The General Data Protection Regulation (GDPR) is one of the most sweeping corporate regulations coming down the pipeline. The measure was adopted by the European Commission and is set to go into effect May 25, 2018, and its purpose is to standardize rules for data collection, storage, and use, and then apply those rules across the European Union.
Abiding by the size and scope of GDPR rules is proving to be a challenge, particularly on such a short timeline. Companies of all sizes and across industries are scrambling to catch up, and much of their focus in on securing the cloud technologies that now house the lion’s share of data.

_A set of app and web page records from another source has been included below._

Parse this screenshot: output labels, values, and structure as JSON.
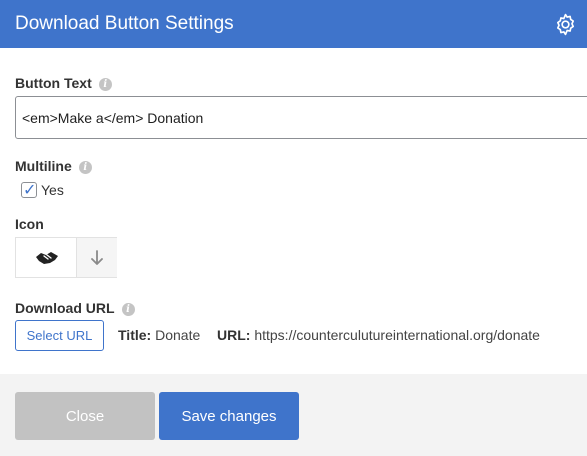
{
  "header": {
    "title": "Download Button Settings",
    "settings_icon": "gear-icon"
  },
  "button_text": {
    "label": "Button Text",
    "value": "<em>Make a</em> Donation",
    "info_icon": "info-icon"
  },
  "multiline": {
    "label": "Multiline",
    "checkbox_label": "Yes",
    "checked": true,
    "info_icon": "info-icon"
  },
  "icon": {
    "label": "Icon",
    "options": [
      "handshake-icon",
      "arrow-down-icon"
    ],
    "selected": "handshake-icon"
  },
  "download_url": {
    "label": "Download URL",
    "info_icon": "info-icon",
    "select_button": "Select URL",
    "title_label": "Title:",
    "title_value": "Donate",
    "url_label": "URL:",
    "url_value": "https://counterculutureinternational.org/donate"
  },
  "footer": {
    "close_label": "Close",
    "save_label": "Save changes"
  },
  "colors": {
    "accent": "#3f74cb",
    "disabled": "#c2c2c2",
    "footer_bg": "#f3f3f3"
  }
}
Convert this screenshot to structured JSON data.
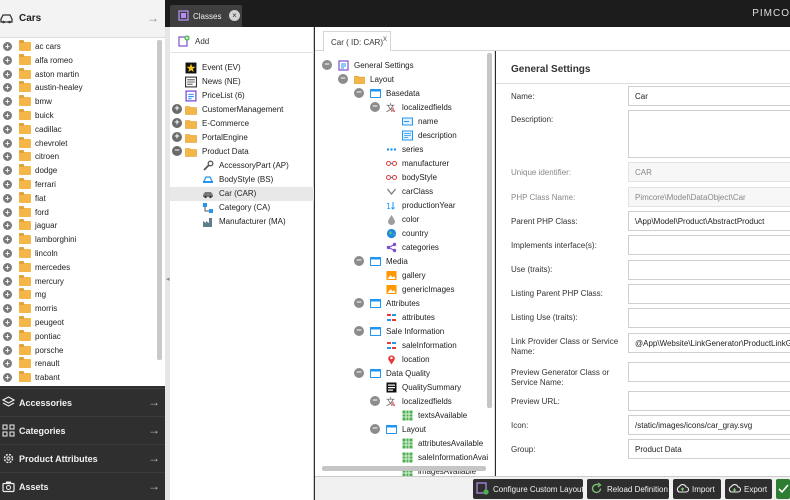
{
  "sidebar": {
    "title": "Cars",
    "folders": [
      "ac cars",
      "alfa romeo",
      "aston martin",
      "austin-healey",
      "bmw",
      "buick",
      "cadillac",
      "chevrolet",
      "citroen",
      "dodge",
      "ferrari",
      "fiat",
      "ford",
      "jaguar",
      "lamborghini",
      "lincoln",
      "mercedes",
      "mercury",
      "mg",
      "morris",
      "peugeot",
      "pontiac",
      "porsche",
      "renault",
      "trabant"
    ],
    "nav": [
      "Accessories",
      "Categories",
      "Product Attributes",
      "Assets"
    ]
  },
  "topbar": {
    "tab_label": "Classes",
    "brand": "PIMCO"
  },
  "class_tree": {
    "add_label": "Add",
    "items": [
      "Event (EV)",
      "News (NE)",
      "PriceList (6)",
      "CustomerManagement",
      "E-Commerce",
      "PortalEngine",
      "Product Data",
      "AccessoryPart (AP)",
      "BodyStyle (BS)",
      "Car (CAR)",
      "Category (CA)",
      "Manufacturer (MA)"
    ]
  },
  "editor": {
    "tab_label": "Car ( ID: CAR)",
    "tab_close": "x"
  },
  "layout_tree": {
    "items": [
      "General Settings",
      "Layout",
      "Basedata",
      "localizedfields",
      "name",
      "description",
      "series",
      "manufacturer",
      "bodyStyle",
      "carClass",
      "productionYear",
      "color",
      "country",
      "categories",
      "Media",
      "gallery",
      "genericImages",
      "Attributes",
      "attributes",
      "Sale Information",
      "saleInformation",
      "location",
      "Data Quality",
      "QualitySummary",
      "localizedfields",
      "textsAvailable",
      "Layout",
      "attributesAvailable",
      "saleInformationAvai",
      "imagesAvailable"
    ]
  },
  "settings": {
    "title": "General Settings",
    "fields": [
      {
        "label": "Name:",
        "value": ""
      },
      {
        "label": "Description:",
        "value": ""
      },
      {
        "label": "Unique identifier:",
        "value": "CAR"
      },
      {
        "label": "PHP Class Name:",
        "value": "Pimcore\\Model\\DataObject\\Car"
      },
      {
        "label": "Parent PHP Class:",
        "value": "\\App\\Model\\Product\\AbstractProduct"
      },
      {
        "label": "Implements interface(s):",
        "value": ""
      },
      {
        "label": "Use (traits):",
        "value": ""
      },
      {
        "label": "Listing Parent PHP Class:",
        "value": ""
      },
      {
        "label": "Listing Use (traits):",
        "value": ""
      },
      {
        "label": "Link Provider Class or Service Name:",
        "value": "@App\\Website\\LinkGenerator\\ProductLinkG"
      },
      {
        "label": "Preview Generator Class or Service Name:",
        "value": ""
      },
      {
        "label": "Preview URL:",
        "value": ""
      },
      {
        "label": "Icon:",
        "value": "/static/images/icons/car_gray.svg"
      },
      {
        "label": "Group:",
        "value": "Product Data"
      }
    ],
    "name_value": "Car"
  },
  "buttons": {
    "custom_layouts": "Configure Custom Layouts",
    "reload": "Reload Definition",
    "import": "Import",
    "export": "Export"
  }
}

A study of preparedness highlights just how many companies are lagging behind. Only 1 percent of cloud providers managed data in a way that complies with stricter GDPR standards. The most common deficiencies had to do encryption keys and secure password enforcement. Slightly better are the 7.2 percent of cloud providers with adequate SAML integration support, but this does not change the fact that the vast majority of companies cannot comply with the GDPR.

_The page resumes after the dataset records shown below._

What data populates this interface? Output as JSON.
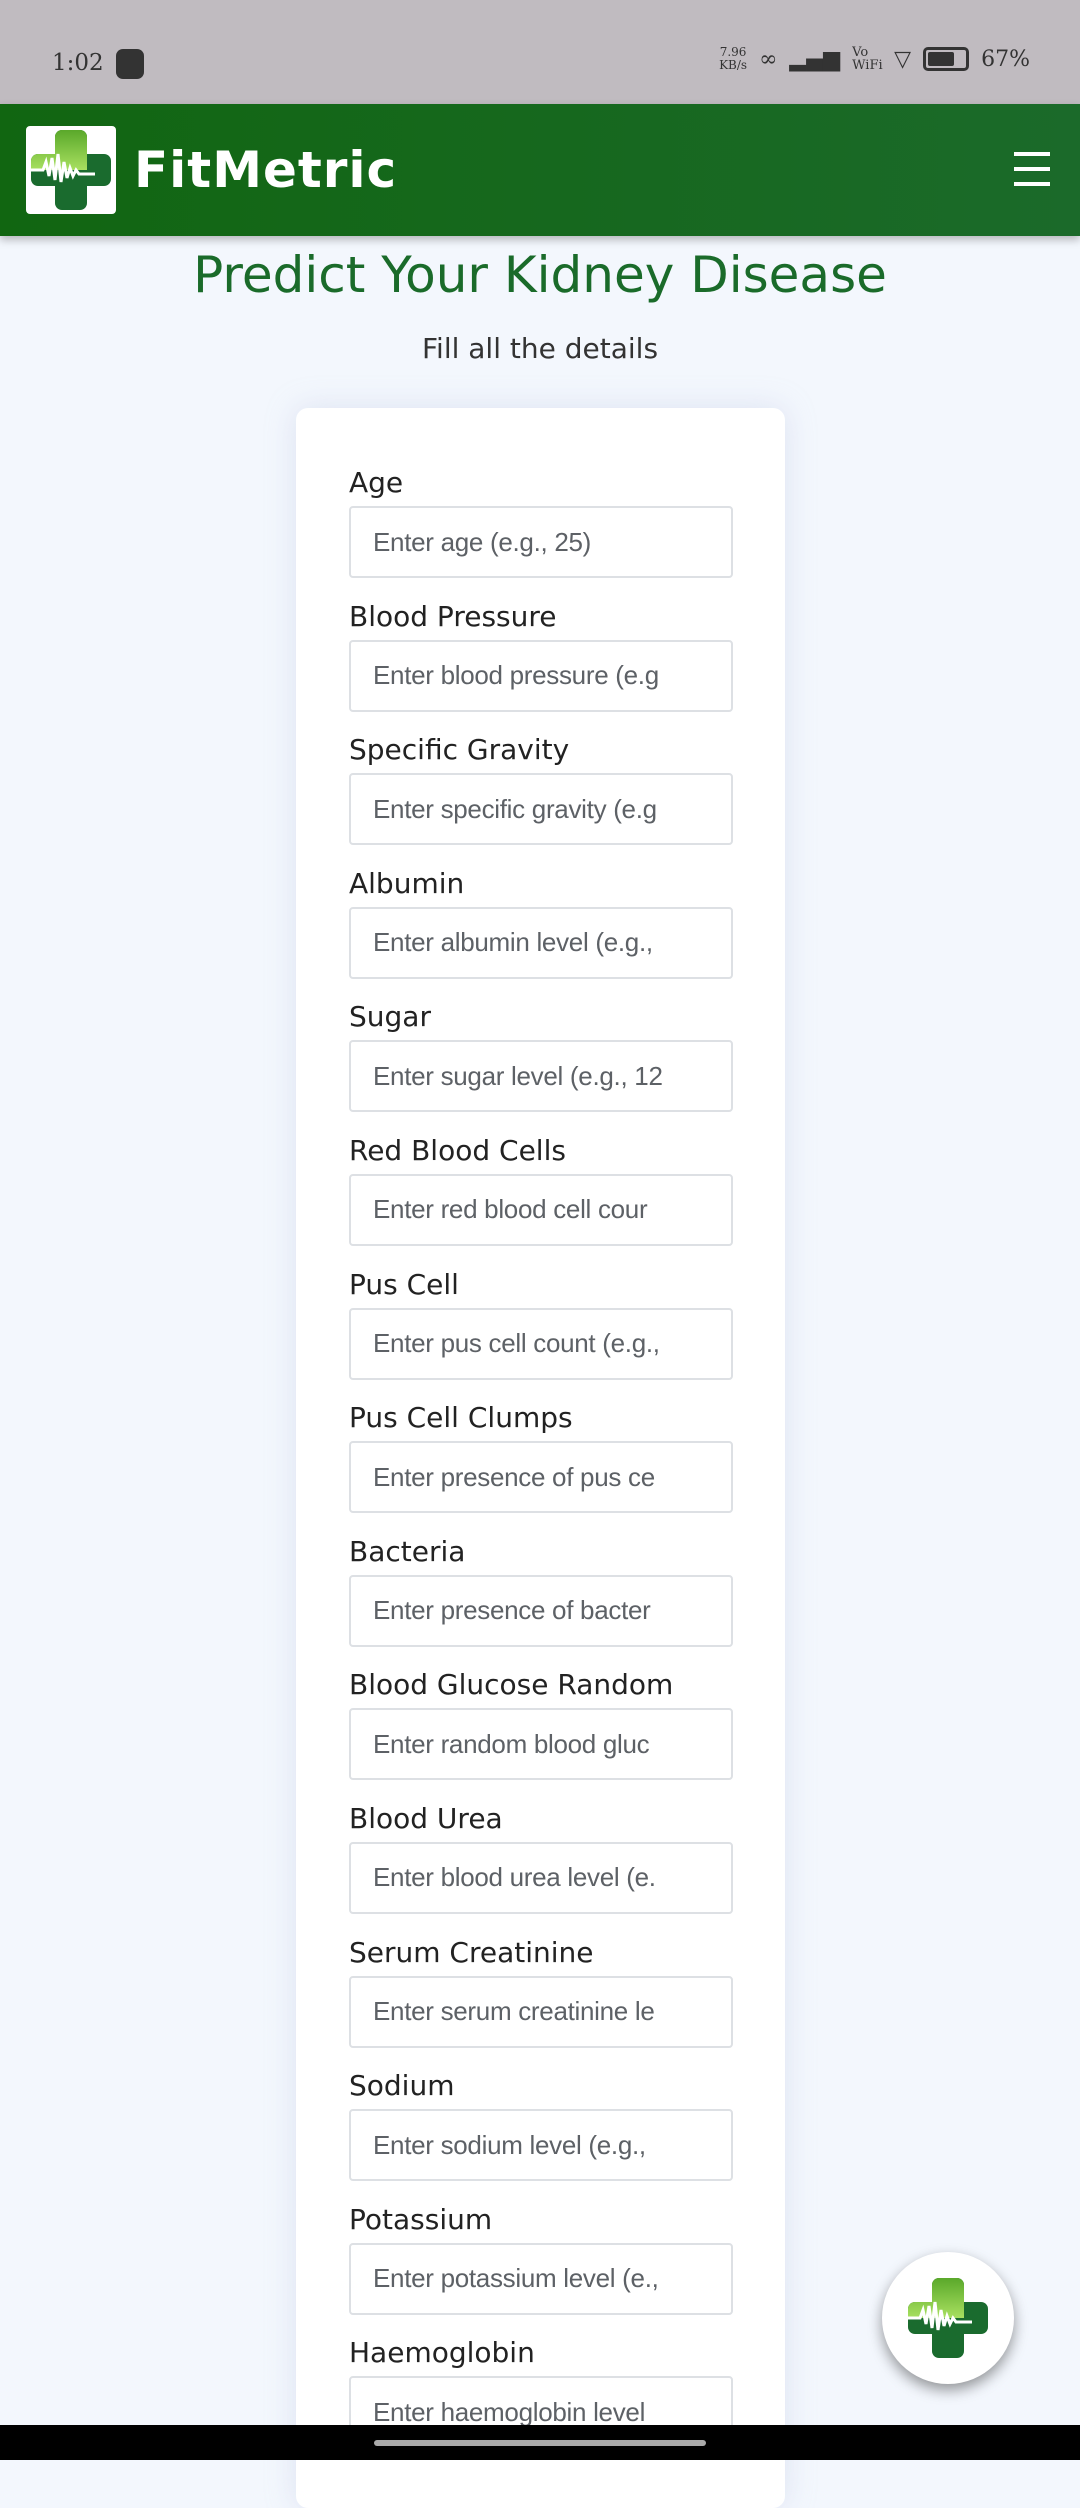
{
  "status_bar": {
    "time": "1:02",
    "net_speed": "7.96",
    "net_unit": "KB/s",
    "volte": "Vo WiFi",
    "battery": "67%"
  },
  "header": {
    "brand": "FitMetric",
    "menu_icon": "hamburger-icon",
    "brand_colors": [
      "#116611",
      "#1b6a2a"
    ]
  },
  "page": {
    "title": "Predict Your Kidney Disease",
    "subtitle": "Fill all the details"
  },
  "fields": [
    {
      "label": "Age",
      "placeholder": "Enter age (e.g., 25)"
    },
    {
      "label": "Blood Pressure",
      "placeholder": "Enter blood pressure (e.g"
    },
    {
      "label": "Specific Gravity",
      "placeholder": "Enter specific gravity (e.g"
    },
    {
      "label": "Albumin",
      "placeholder": "Enter albumin level (e.g.,"
    },
    {
      "label": "Sugar",
      "placeholder": "Enter sugar level (e.g., 12"
    },
    {
      "label": "Red Blood Cells",
      "placeholder": "Enter red blood cell cour"
    },
    {
      "label": "Pus Cell",
      "placeholder": "Enter pus cell count (e.g.,"
    },
    {
      "label": "Pus Cell Clumps",
      "placeholder": "Enter presence of pus ce"
    },
    {
      "label": "Bacteria",
      "placeholder": "Enter presence of bacter"
    },
    {
      "label": "Blood Glucose Random",
      "placeholder": "Enter random blood gluc"
    },
    {
      "label": "Blood Urea",
      "placeholder": "Enter blood urea level (e."
    },
    {
      "label": "Serum Creatinine",
      "placeholder": "Enter serum creatinine le"
    },
    {
      "label": "Sodium",
      "placeholder": "Enter sodium level (e.g.,"
    },
    {
      "label": "Potassium",
      "placeholder": "Enter potassium level (e.,"
    },
    {
      "label": "Haemoglobin",
      "placeholder": "Enter haemoglobin level"
    }
  ]
}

Complicating all of this is Britain’s impending exit from the EU. Negotiations between both parties have been less than productive, and the exact nature of Brexit and its impact on the regulatory environment remain shrouded in mystery. What is clear, however, is that British companies will still have to comply with the GDPR in order to serve European consumers. So will any other international company doing business in Europe, which is why the GDPR must be on your radar.
How Everyone Plays a Role in GDPR Compliance
The central feature of the GDPR is that it expands the understanding of who is responsible for data. Previously, the controller of the data had responsibility. In most cases, this meant companies had sole responsibility for the security of customer and employee data.
Once the GDPR goes into effect, the burden of responsibility will apply to processors of data as well. Cloud service providers are the most ubiquitous processors, and they must now implement new procedures and practices to meet stronger standards for data security.
Any cloud provider currently abiding by international standards like ISO 27001 or SOC2 is close to complying with the GDPR. The challenge is that all of their subcontractors must follow the same standards. It’s a classic example of a chain only being as strong as its weakest link.
After the GDPR is enacted, controllers and processors must know exactly where all data is being stored and processed. If that data exists on international servers that do not meet GDPR standards, the controller accepts all the penalties and blame for breach of compliance. Handling the transfer of data is about to become a much more sensitive process and expose many companies to added risk.
The Keys to Achieving GDPR Compliance
With only months to go before the GDPR becomes law, companies need to get serious about reviewing and revising their data management practices. As organizations prepare for the new regulations, there are a few things to keep in mind:
1. Know Your Responsibility
As controller, companies have total responsibility for regulated data. They may rely on cloud providers that have contractually mandated penalties if a data breach occurs, but the controller will pay all sanctions and receive public blame for the breach. The GDPR even explicitly states that companies are directly responsible for “appropriate technical and organization protection measures.” This duty can no longer be shifted onto a third party.
2. Think Like a Hacker
In order to implement mandated levels of protection, companies must understand exactly how sensitive different types of data are and exactly how that data is captured, processed, stored, and secured. Knowing what data is most likely to be attacked and what vulnerabilities hackers are likely to exploit, makes it possible to establish systematic protections and threat mitigation strategies.
3. Adopt Pseudonymization
This combination of “pseudonym” and “anonymization” refers to a process of depersonalizing sensitive data. If data cannot be linked back to any specific individual, it is not subject to GDPR rules. It’s relatively easy to make data adequately anonymous using encryption and tokenization — however, the controller must keep the encryption key separated so that if data is ever compromised, it can’t also be unencrypted.
4. Implement Best Practices
The GDPR mandates that controllers follow evolving standards for protection, and it identifies encryption as a central tenant. Regulators believe encryption should become the default standard and enacted ASAP. This process must be carried out locally in order to abide by the GDPR, though, because if the controller does not hold the encryption key, then storage privacy is rendered irrelevant. Bulk cloud storage is still a viable option as long as the controller is the ultimate data owner.
5. Manage the Scope of Audits
Demonstrating GDPR compliance requires a sweeping auditing process. Controllers are required to evaluate how the processor is handling data and what protections are being put in place before submitting a comprehensive audit. It will become essential for companies to limit the amount of time, resources, and uncertainty these audits involve if GDPR compliance is going to avoid becoming a burden.
The next step is to begin reviewing your relationships with cloud providers within the context of the GDPR. If those providers are not compliant, you are not compliant either. Getting up to speed may be a lot of work in a short amount of time, but ultimately the measures the GDPR mandates insulate companies from the catastrophic consequences of a cyberattack. By protecting consumers, the GDPR protects companies, too.